A Voice In The Crowd: Ten Commandments–for whom?
By Jim Spelman
Ten Commandmentsfor whom?
An editorial in the Chicago Sun-Times for Sunday, March 3, was entitled, Commandments Cant Do Any Harm, and although its point isnt absolutely clear, it certainly says that posting the 10 commandments in public places is the right thing to do. Rarely do we witness someone slicing their own throat, but thats what the Sun-Times came close to doing when it allowed the piece to be run. The thinking behind it is as ingenuous as that of a teenage boy on his first date.
In support of its conclusion, the editorial says in its second paragraph, Though Judeo-Christian in nature, they (the commandments) apply equally to people of all faiths and non-believers as well, setting us apart from those societies where freedom is not allowed to ring.
That sentence is oxymoronic. The commandments are Judeo-Christian. The statement that … they apply equally to all people… is a belief which, if given precedence by allowing the religious rules of some to be posted in schools and other public places, threatens, by implication, the precious right of those who believe otherwise to speak, assemble and worship as they believe.
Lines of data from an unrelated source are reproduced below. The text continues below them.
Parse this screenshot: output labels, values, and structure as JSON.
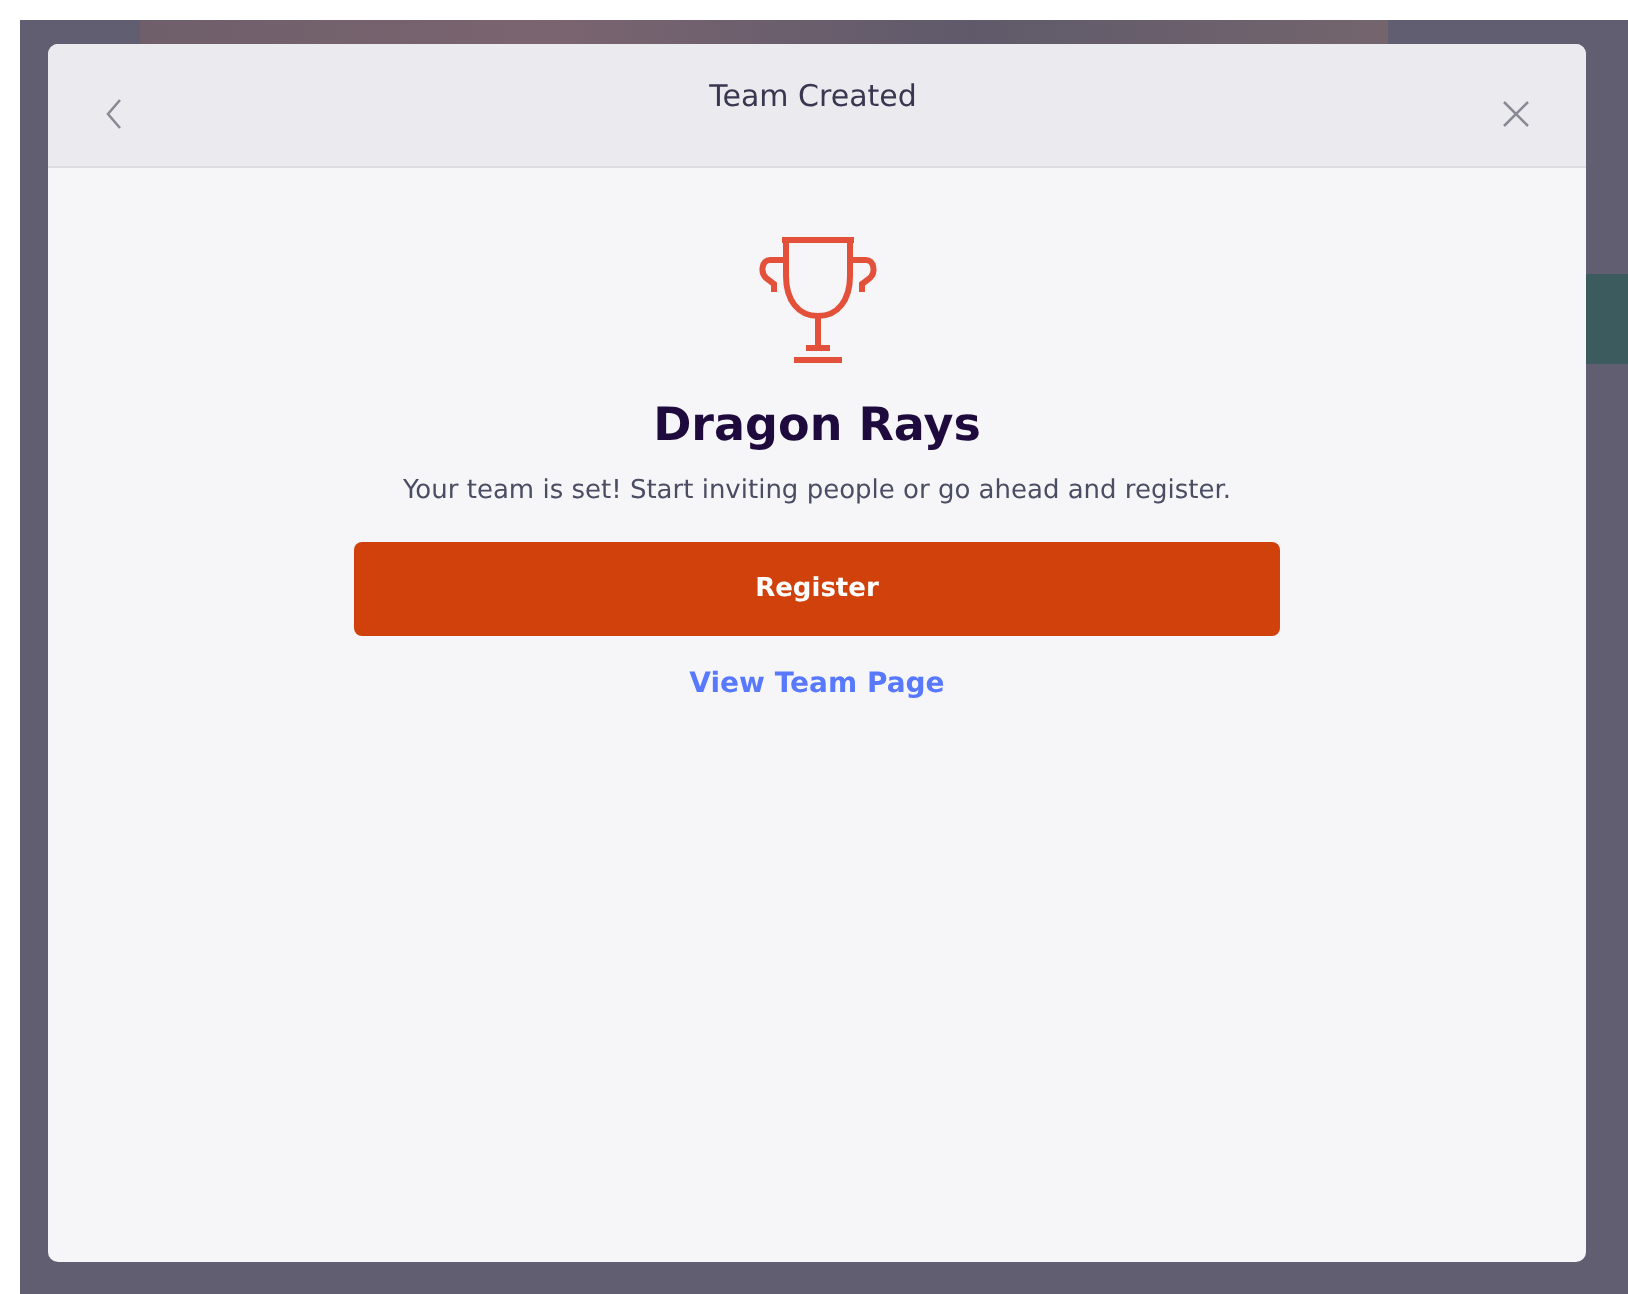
{
  "dialog": {
    "title": "Team Created",
    "team_name": "Dragon Rays",
    "message": "Your team is set! Start inviting people or go ahead and register.",
    "primary_button": "Register",
    "link": "View Team Page"
  }
}
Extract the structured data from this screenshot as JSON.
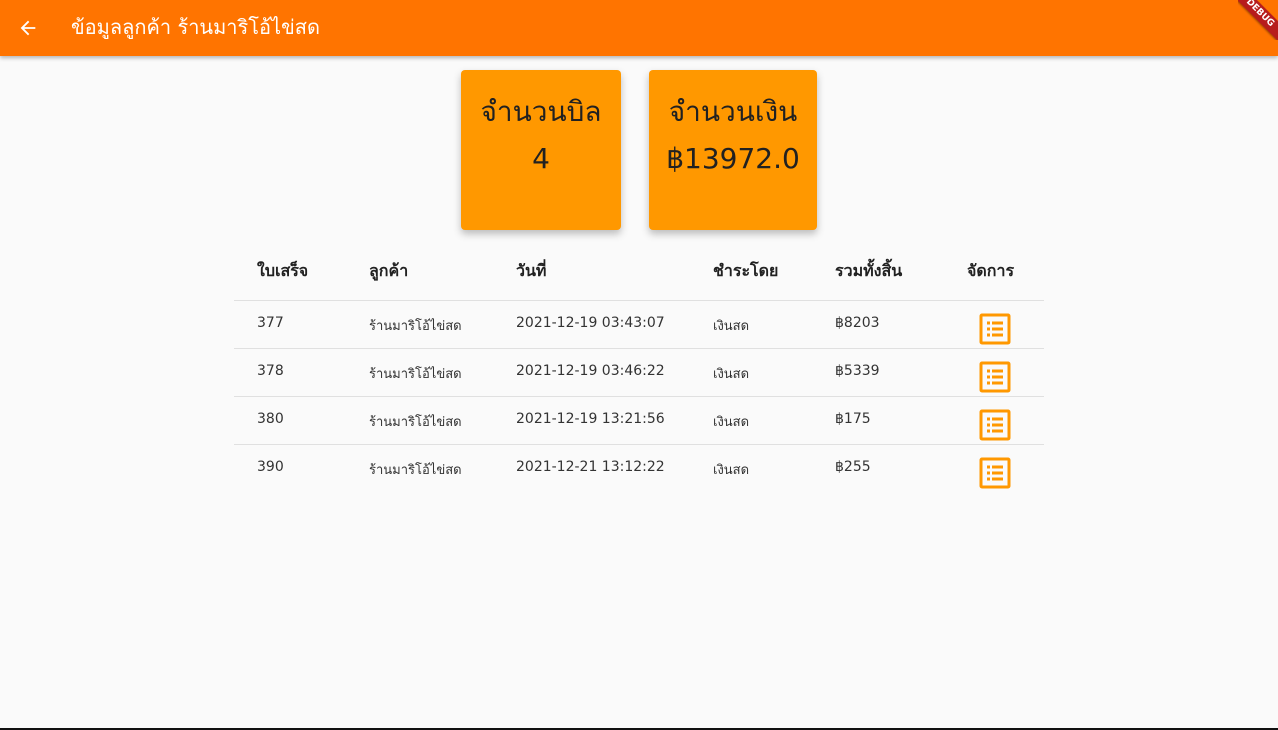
{
  "appbar": {
    "title": "ข้อมูลลูกค้า ร้านมาริโอ้ไข่สด",
    "back_icon": "arrow-back-icon",
    "background": "#ff7400",
    "debug_banner": "DEBUG"
  },
  "summary": {
    "bills_label": "จำนวนบิล",
    "bills_value": "4",
    "money_label": "จำนวนเงิน",
    "money_value": "฿13972.0",
    "card_color": "#ff9800"
  },
  "table": {
    "headers": [
      "ใบเสร็จ",
      "ลูกค้า",
      "วันที่",
      "ชำระโดย",
      "รวมทั้งสิ้น",
      "จัดการ"
    ],
    "rows": [
      {
        "receipt": "377",
        "customer": "ร้านมาริโอ้ไข่สด",
        "date": "2021-12-19 03:43:07",
        "payment": "เงินสด",
        "total": "฿8203",
        "action_icon": "list-alt-icon"
      },
      {
        "receipt": "378",
        "customer": "ร้านมาริโอ้ไข่สด",
        "date": "2021-12-19 03:46:22",
        "payment": "เงินสด",
        "total": "฿5339",
        "action_icon": "list-alt-icon"
      },
      {
        "receipt": "380",
        "customer": "ร้านมาริโอ้ไข่สด",
        "date": "2021-12-19 13:21:56",
        "payment": "เงินสด",
        "total": "฿175",
        "action_icon": "list-alt-icon"
      },
      {
        "receipt": "390",
        "customer": "ร้านมาริโอ้ไข่สด",
        "date": "2021-12-21 13:12:22",
        "payment": "เงินสด",
        "total": "฿255",
        "action_icon": "list-alt-icon"
      }
    ],
    "icon_color": "#ff9800"
  }
}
The sentence is moronic as well as oxymoronic! In the face of church burnings, bombings, maimings, murders and wars occurring here and around the world and committed or fought in the name of one religion or another, to say that Judeo-Christian rules apply to everyone, tragically echoes the claims of all those who say their beliefs are better or truer than others. The conflicts between the Muslims and Hindus in India, the Palestinians and Israelis in the holy land, the Albanians, Serbs and Croats in old Yugoslavia and the United States and the perpetrators of the heinous September 11th debacle are just a few examples of what happens in such cases.
The wise men who wrote and ratified the U.S. Constitution considered the freedoms of speech, assembly and worship to be so closely interrelated and so paramount to the conduct and preservation of the democracy they were creating, that they put them at the top of the list in the First Amendment.
For the Chicago Sun-Times to suggest that a particular set of moral principles applies to all, flies in the face of that amendment, the very premise upon which its own unconstrained publication is based. The knife it unsheathed in its editorial is poised suicidally close to the journalistic jugular.
A principal reason that freedom does yet ring in this country (though, in my opinion, the ring has lost much of its clarity) is because this nation has basically remained a place of choice. Our ability to choose is our most precious asset. Protecting my right to speak, assemble and worship as I choose, protects the rights of all to select and practice their truths as they see fit. To allow any of our public entities to do or say anything that promotes, or even hints at promoting, one belief system over another is anti-choice, anti-American and unconstitutional!
Jim Spelman is a local attorney.